Later, Najin attends college and works as a teacher and school principal. When her parents again choose a husband for her, she is pleasantly surprised to find that she concurs with their choice of Calvin Cho, who is leaving to study for the ministry in America. However, only one day after her wedding, she is denied a passport. An entire decade passes, separated from her husband with little hope for reunion, as she struggles to survive the hardships and poverty brought on by World War II. Both lyrical and tragic, this novel celebrates the perseverance and strength of women — a thoroughly enjoyable coming-of-age saga.
Full of lusty kings and beautiful ladies, political intrigue and devastating battles, Phillipa Gregory begins her next collection of historical fiction stories with the triumphant The White Queen. Following the generation before the Tudors (which Gregory brought to life in her popular The Other Boleyn Girl and others), The White Queen is the first in a series of three books and delivers exactly what Philippa Gregory fans expect: excellent writing, fast-paced stories, complex characters. As always, Gregory never forgets the human side of the stories; these are great men and women who will alter the course of history yet they are also just people, with very human faults and virtues.
With the bloody War of the Roses – where cousin was set against cousin – as a backdrop, The White Queen follows Elizabeth Woodville, a beautiful widow who catches the eye of Edward of York, the new King of England. Despite her being a commoner and from the rival Lancaster family, they marry and Elizabeth – and her family – rise to power and influence with the young king. There is no fairy tale ending though – men who once supported Edward now seek to overthrow him, more battles are fought and the country, already weary with war, is fighting again.

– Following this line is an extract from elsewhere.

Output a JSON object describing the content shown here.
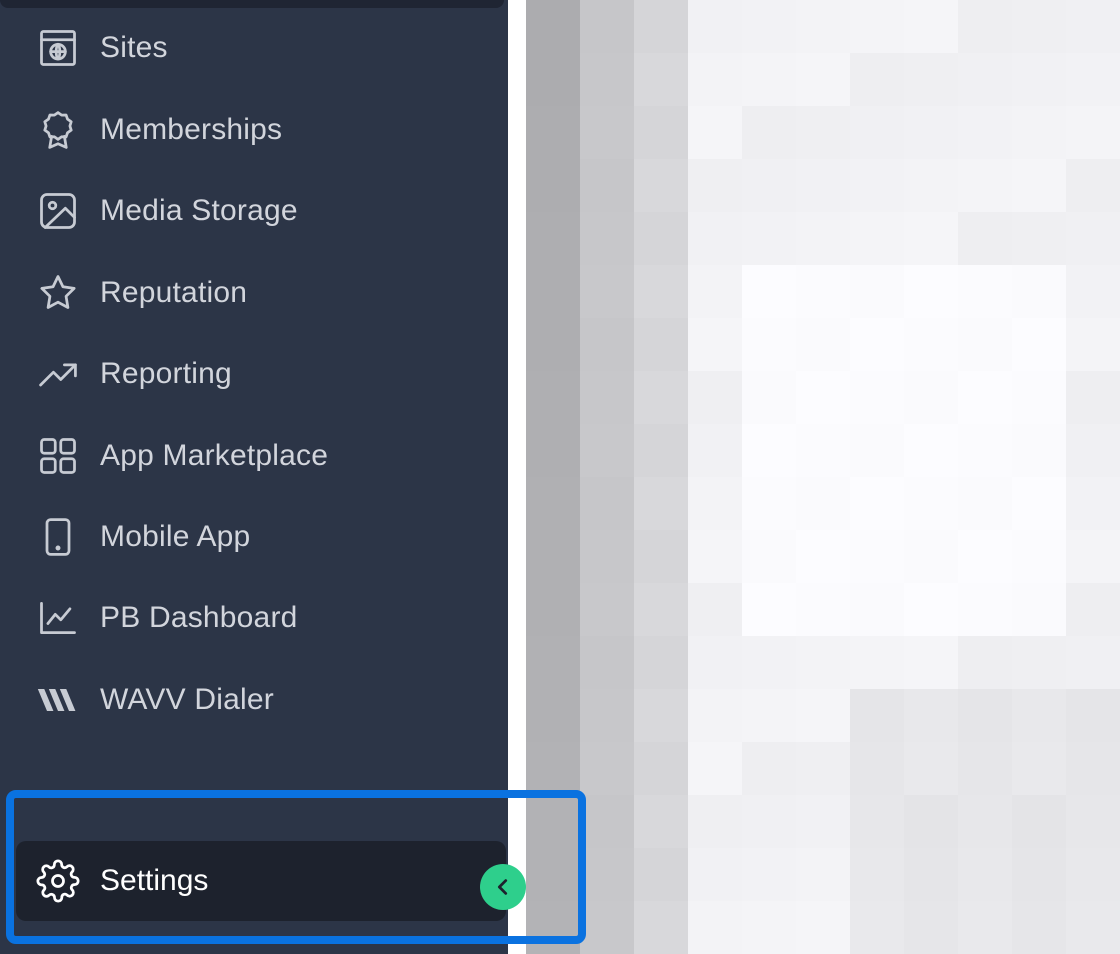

There are many mysteries and intrigues here including what became of Edward and Elizabeth’s oldest sons, the infamous “Princes in the Tower”, whose fate is still unknown today. Gregory takes us into this world, introduces us to its customs and makes us care. It is historical fiction at it’s best.
Imagine Venice in 1498. Imagine being orphaned and living hand-to-mouth in its busy streets. Imagine you’re Luciano and you’ve just been caught stealing a pomegrante. Will this act send you to the dungeons? No! This act will actually land you an apprenticeship with a maestro chef, who just happens to cook for the doge, the highest court official in Venice.
As unlikely as this sounds now, as a reader, I found it completely plausible. Apparently, the chef sensed some finer qualities in this street urchin, so he takes him in under his wing, encouraging him to learn all he can. The plot thickens as rumor circulates that there is an ancient book hidden within the city that contains many secrets of alchemy — the secret to eternal youth, plus secret recipes for making gold and love potions, among others. Luciano is especially interested in the love potion, hoping that it will help him secure Francesca, an unavailable convent girl with whom he is smitten. The doge, meanwhile, suffering from old age and syphilis, is intent on finding that fountain of youth, and he doesn’t mind committing multiple murders to obtain it.
While most everyone in the city becomes obsessed with finding this precious tome, it is just as jealously protected by the Guardians, who are willing to die to keep its secrets. The ending may not be what you expect, but you’ll keep turning the pages to find out what happens next. The Book of Unholy Mischief by Elle Newmark is part Da Vinci Code and part Oliver Twist, and recommended for foodies and historical fiction fans.